The abstract for this article, as well as the complete article, is available on the International Journal of Education & the Arts website.

Supports for the Findings:

Practitioners may benefit from the identification of music program characteristics that support school engagement. Well-structured programs with committed leadership and high expectations for students may be more likely to help students develop deeper relationships with their peers and other members of their school community. The study provides examples of specific program characteristics that reinforce school engagement which may benefit program developers, administrators, and teachers. Funders and policymakers can consider whether the identified program characteristics should be essential components of school music programs. Researchers can use the model of characteristics and engagement outcomes to design more rigorous studies that investigate the effect of program components on student engagement.

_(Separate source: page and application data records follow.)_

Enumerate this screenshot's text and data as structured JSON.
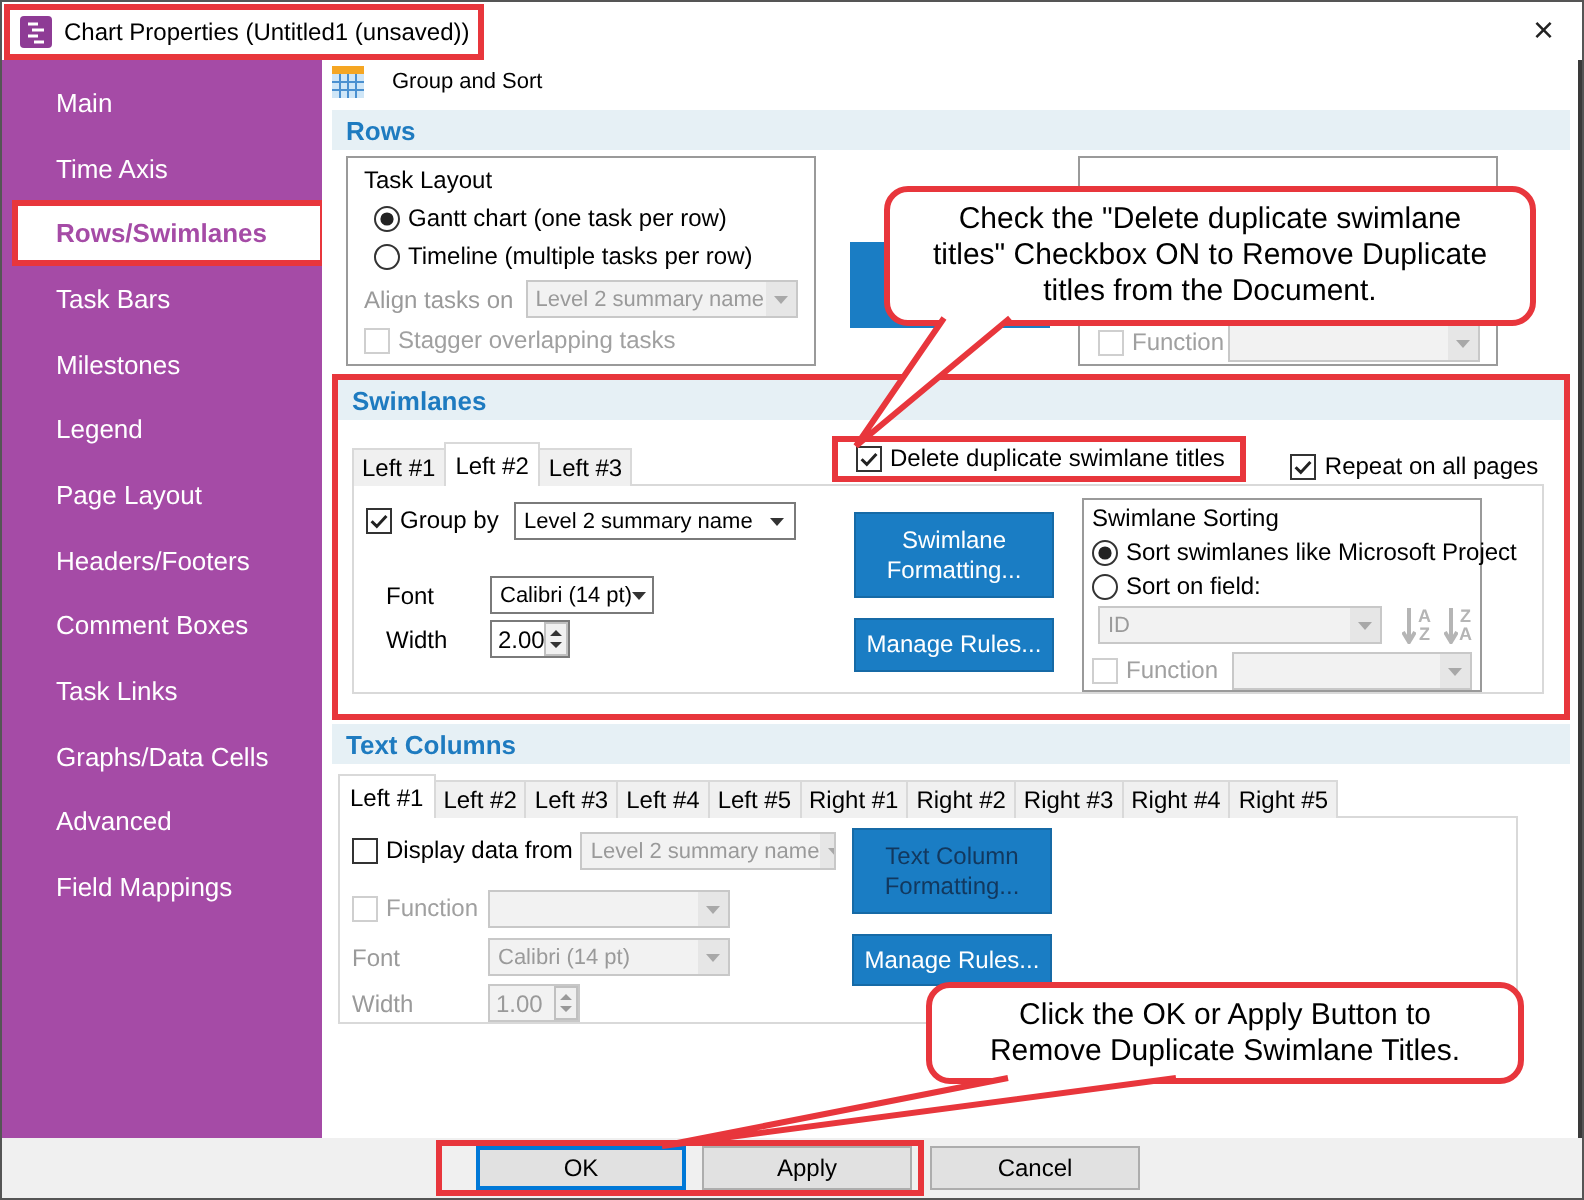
{
  "window": {
    "title": "Chart Properties (Untitled1 (unsaved))",
    "highlighted": true,
    "close": "×"
  },
  "sidebar": {
    "items": [
      {
        "label": "Main",
        "selected": false,
        "highlighted": false
      },
      {
        "label": "Time Axis",
        "selected": false,
        "highlighted": false
      },
      {
        "label": "Rows/Swimlanes",
        "selected": true,
        "highlighted": true
      },
      {
        "label": "Task Bars",
        "selected": false,
        "highlighted": false
      },
      {
        "label": "Milestones",
        "selected": false,
        "highlighted": false
      },
      {
        "label": "Legend",
        "selected": false,
        "highlighted": false
      },
      {
        "label": "Page Layout",
        "selected": false,
        "highlighted": false
      },
      {
        "label": "Headers/Footers",
        "selected": false,
        "highlighted": false
      },
      {
        "label": "Comment Boxes",
        "selected": false,
        "highlighted": false
      },
      {
        "label": "Task Links",
        "selected": false,
        "highlighted": false
      },
      {
        "label": "Graphs/Data Cells",
        "selected": false,
        "highlighted": false
      },
      {
        "label": "Advanced",
        "selected": false,
        "highlighted": false
      },
      {
        "label": "Field Mappings",
        "selected": false,
        "highlighted": false
      }
    ]
  },
  "page": {
    "title": "Group and Sort"
  },
  "rows": {
    "title": "Rows",
    "highlighted": false,
    "task_layout": {
      "title": "Task Layout",
      "options": [
        {
          "label": "Gantt chart (one task per row)",
          "selected": true
        },
        {
          "label": "Timeline (multiple tasks per row)",
          "selected": false
        }
      ],
      "align": {
        "label": "Align tasks on",
        "value": "Level 2 summary name",
        "disabled": true
      },
      "stagger": {
        "label": "Stagger overlapping tasks",
        "checked": false,
        "disabled": true
      }
    },
    "row_sorting": {
      "function": {
        "label": "Function",
        "checked": false,
        "disabled": true
      },
      "function_field": {
        "disabled": true
      }
    }
  },
  "swimlanes": {
    "title": "Swimlanes",
    "highlighted": true,
    "tabs": [
      {
        "label": "Left #1",
        "selected": false
      },
      {
        "label": "Left #2",
        "selected": true
      },
      {
        "label": "Left #3",
        "selected": false
      }
    ],
    "options": [
      {
        "label": "Delete duplicate swimlane titles",
        "checked": true,
        "highlighted": true
      },
      {
        "label": "Repeat on all pages",
        "checked": true,
        "highlighted": false
      }
    ],
    "group_by": {
      "label": "Group by",
      "checked": true
    },
    "group_field": {
      "value": "Level 2 summary name",
      "disabled": false
    },
    "font": {
      "label": "Font",
      "value": "Calibri (14 pt)",
      "disabled": false
    },
    "width": {
      "label": "Width",
      "value": "2.00",
      "disabled": false
    },
    "buttons": [
      {
        "label": "Swimlane Formatting...",
        "disabled": false
      },
      {
        "label": "Manage Rules...",
        "disabled": false
      }
    ],
    "sorting": {
      "title": "Swimlane Sorting",
      "options": [
        {
          "label": "Sort swimlanes like Microsoft Project",
          "selected": true
        },
        {
          "label": "Sort on field:",
          "selected": false
        }
      ],
      "field": {
        "value": "ID",
        "disabled": true
      },
      "sort_buttons": [
        {
          "letters": [
            "A",
            "Z"
          ],
          "disabled": true
        },
        {
          "letters": [
            "Z",
            "A"
          ],
          "disabled": true
        }
      ],
      "function": {
        "label": "Function",
        "checked": false,
        "disabled": true
      },
      "function_field": {
        "disabled": true
      }
    }
  },
  "text_columns": {
    "title": "Text Columns",
    "highlighted": false,
    "tabs": [
      {
        "label": "Left #1",
        "selected": true
      },
      {
        "label": "Left #2",
        "selected": false
      },
      {
        "label": "Left #3",
        "selected": false
      },
      {
        "label": "Left #4",
        "selected": false
      },
      {
        "label": "Left #5",
        "selected": false
      },
      {
        "label": "Right #1",
        "selected": false
      },
      {
        "label": "Right #2",
        "selected": false
      },
      {
        "label": "Right #3",
        "selected": false
      },
      {
        "label": "Right #4",
        "selected": false
      },
      {
        "label": "Right #5",
        "selected": false
      }
    ],
    "display": {
      "label": "Display data from",
      "checked": false,
      "disabled": false
    },
    "display_field": {
      "value": "Level 2 summary name",
      "disabled": true
    },
    "function": {
      "label": "Function",
      "checked": false,
      "disabled": true
    },
    "function_field": {
      "disabled": true
    },
    "font": {
      "label": "Font",
      "value": "Calibri (14 pt)",
      "disabled": true
    },
    "width": {
      "label": "Width",
      "value": "1.00",
      "disabled": true
    },
    "buttons": [
      {
        "label": "Text Column Formatting...",
        "disabled": true
      },
      {
        "label": "Manage Rules...",
        "disabled": false
      }
    ]
  },
  "footer": {
    "buttons": [
      {
        "label": "OK",
        "default": true,
        "highlighted": true
      },
      {
        "label": "Apply",
        "default": false,
        "highlighted": true
      },
      {
        "label": "Cancel",
        "default": false,
        "highlighted": false
      }
    ]
  },
  "callouts": [
    {
      "text": "Check the \"Delete duplicate swimlane titles\" Checkbox ON to Remove Duplicate titles from the Document."
    },
    {
      "text": "Click the OK or Apply Button to Remove Duplicate Swimlane Titles."
    }
  ]
}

Implications of the Findings:

The study describes digital storytelling as an engaging tool that can be used in arts education and research and that may give voice to stories that may otherwise go untold. The authors suggest the use of digital storytelling as a form of transformative pedagogy elucidating meanings, identities and values of a particular population. These findings may inspire arts educators and researchers to use similar storytelling methods to highlight concerns of people and populations who are underrepresented because of systemic, inequitable practices and systems.

Limitations of the Findings:

The study was exploratory, with open-ended interviews as the primary data source. Therefore, continued research is needed to better understand the relationship between the program characteristics and various facets of student engagement in school. Considering the exploratory, qualitative approach, causal interpretations cannot be made and the study’s findings may not apply to other settings or participants. However, the interpretation could be useful to practitioners and other researchers seeking to investigate the conditions that support school engagement.


*This article is part of an expedited review cycle that AEP conducted in the spring of 2021. Members of the ArtsEdSearch Review Panel provided the content (edited by AEP staff) in this summary.